By Pere Rusinol
At least 40 struggling companies have been converted into cooperatives with workers assuming management. In some cases, the former owner of the company has joined the initiative.
Daniel Martinez, 33, was fired from the company where he worked in Mazarron (Murcia), like so many others who have been crushed by the crisis. Half a year later, he is once again onboard – and is an owner. The economic crisis has led to scores of workers in Spain taking over and directly managing declining enterprises. Instead of just being content with a strike, they have dismissed owners and are trying to keep their companies-turned-cooperatives afloat.
The situation in Spain is not as dramatic and sudden as it was in Argentina a decade ago, when the crash of 2002 left thousands of workers in charge of their factories as their bosses fled. Their struggle was captured on camera by Naomi Klein and Avis Lewis in “The Take.” However, the flow in Spain is constant: last April, Daniel Martinez and six colleagues created the Akami Tuna Cooperative, where they work in the same factory, and with the same machinery, that once belonged to the company that had fired them; the metal workers of Metalva joined with those of Alcaniz (Teruel), who went to work one day to find that the owner had fled; the cooperative of Zero-Pro in Porriño (Pontevedra) is developing robotics projects that were previously prepared for their boss.
The Confederation of Labor Unions (COCETA by its Spanish initials) estimates that within the last two years, there have been some 40 companies taken over in Spain, something that has not been seen in the last two decades.
Sometimes, although rarely, even the owners join in the takeover. This occurred, for example, with Francisco Javier Jimenez, 40, who was the owner of the Cuin Factory, a small producer and marketer of kitchen furniture from Vilanova i la Geltrú (Barcelona). At the beginning of the year, the books were showing a crisis, and Jimenez told the workers that the company was to be closed. After the collective shock wore off, one worker suggested that they all pitch in together in order to continue as a cooperative. Since June, Jimenez has ceased to be an owner – he is now just one more worker, part of the assembly, and the factory continues on. “Today, the person who signs my paycheck, used to be my secretary. It seems as if the world was turned upside down, but I am very pleased with the steps taken: before everything fell on my back; now, I have fellow workers,” says Jimenez. Since the economic situation presents something like a wartime economy, the six co-ops have self-assigned a salary of just 900 euros a month. “We are all leaders and we all make the same. I hope we can give ourselves a raise as we get past the crisis,” says Jimenez, who jokes about his former employees: “Now they will realize how hard it can be to be an entrepreneur.”
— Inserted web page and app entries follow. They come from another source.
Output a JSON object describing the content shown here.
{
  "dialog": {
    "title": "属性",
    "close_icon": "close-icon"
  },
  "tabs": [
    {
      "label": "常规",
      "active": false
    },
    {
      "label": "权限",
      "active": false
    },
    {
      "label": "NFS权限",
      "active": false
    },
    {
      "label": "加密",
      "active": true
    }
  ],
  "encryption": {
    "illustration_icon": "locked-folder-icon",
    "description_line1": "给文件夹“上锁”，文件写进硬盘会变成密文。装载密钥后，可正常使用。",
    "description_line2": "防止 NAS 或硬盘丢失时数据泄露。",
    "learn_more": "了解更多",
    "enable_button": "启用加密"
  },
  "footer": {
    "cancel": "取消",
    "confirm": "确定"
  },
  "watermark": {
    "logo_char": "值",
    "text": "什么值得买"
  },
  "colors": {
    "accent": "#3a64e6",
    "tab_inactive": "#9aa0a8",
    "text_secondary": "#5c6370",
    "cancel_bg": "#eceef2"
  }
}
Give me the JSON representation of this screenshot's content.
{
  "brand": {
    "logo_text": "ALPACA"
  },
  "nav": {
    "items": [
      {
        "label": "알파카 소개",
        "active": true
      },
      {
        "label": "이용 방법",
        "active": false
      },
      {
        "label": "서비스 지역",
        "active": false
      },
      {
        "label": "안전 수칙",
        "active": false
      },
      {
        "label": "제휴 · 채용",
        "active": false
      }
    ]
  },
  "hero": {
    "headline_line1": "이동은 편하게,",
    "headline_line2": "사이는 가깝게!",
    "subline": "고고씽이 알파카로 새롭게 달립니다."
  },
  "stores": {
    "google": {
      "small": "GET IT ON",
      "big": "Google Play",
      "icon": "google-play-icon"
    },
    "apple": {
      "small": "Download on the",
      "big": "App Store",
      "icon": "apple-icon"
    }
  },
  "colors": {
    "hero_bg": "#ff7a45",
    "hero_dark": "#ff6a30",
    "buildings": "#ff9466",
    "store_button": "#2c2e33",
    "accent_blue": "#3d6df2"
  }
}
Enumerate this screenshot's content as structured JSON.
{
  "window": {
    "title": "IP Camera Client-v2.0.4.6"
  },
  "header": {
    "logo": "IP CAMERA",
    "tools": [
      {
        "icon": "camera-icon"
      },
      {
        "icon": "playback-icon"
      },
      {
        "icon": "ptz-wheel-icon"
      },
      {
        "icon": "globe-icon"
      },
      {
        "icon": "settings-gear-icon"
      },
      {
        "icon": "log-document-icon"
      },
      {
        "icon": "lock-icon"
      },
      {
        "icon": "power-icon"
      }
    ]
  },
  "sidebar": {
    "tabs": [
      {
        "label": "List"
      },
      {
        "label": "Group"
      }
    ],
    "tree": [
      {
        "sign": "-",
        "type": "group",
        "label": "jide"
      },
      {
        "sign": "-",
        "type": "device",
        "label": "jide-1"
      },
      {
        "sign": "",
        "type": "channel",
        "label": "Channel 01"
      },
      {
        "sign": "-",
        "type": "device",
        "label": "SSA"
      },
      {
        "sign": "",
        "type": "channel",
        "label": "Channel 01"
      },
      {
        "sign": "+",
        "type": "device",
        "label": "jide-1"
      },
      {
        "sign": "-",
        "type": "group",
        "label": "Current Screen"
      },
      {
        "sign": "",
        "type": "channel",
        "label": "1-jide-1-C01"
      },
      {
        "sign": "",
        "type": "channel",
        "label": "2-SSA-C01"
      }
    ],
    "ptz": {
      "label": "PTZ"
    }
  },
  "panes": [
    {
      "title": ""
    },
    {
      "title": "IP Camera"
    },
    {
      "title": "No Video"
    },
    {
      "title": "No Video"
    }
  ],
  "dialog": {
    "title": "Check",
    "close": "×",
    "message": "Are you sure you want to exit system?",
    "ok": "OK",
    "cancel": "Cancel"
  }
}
Catalunya is probably the community with the majority of these kinds of experiences, to the extent that the local government set up in June a specific support hotline to transform an enterprise into a cooperative business. There is also a cooperative called Aracoop which specializes in helping with the transformation process. In this past year, requests for information from Aracoop have increased by 50 percent. The phenomenon of worker takeovers has crept throughout Spain, encouraged not just by the unemployment situation, but also by the rich experiences gained in the crisis of late 1970s, when many workers occupied their factories and converted them into cooperatives. Some of these companies, like the Catalan Mol-Matric, continue to operate through workers’ assemblies and generate profit some 30 years later. “The problem, sometimes, is with the owner directly,” said Enrique Emsoleaga, co-owner of Metalya metalworks, created by five workers who were tired of not being paid by the owner. “Before we had work, but never money. Now we do the same, but with much more freedom and are able to make a living,” he adds.
Are the assemblies a nuisance when making decisions? “Not at all,” replies Emsoleaga with a touch of irony. “The agreements are always unanimous: work, work and work,” he says. The assemblies occur on Saturdays in the factory, while they eat breakfast with the whole family. The reasons for the decision to occupy factories are often not ideological, but practical – although many partners refuse to believe it. “The head of a bank whom we were asking for money closed the portfolio after hearing the word cooperative. He must have thought that he was in front of Lenin himself!” explains a laughing Marcos Jalda of Zero-Pro.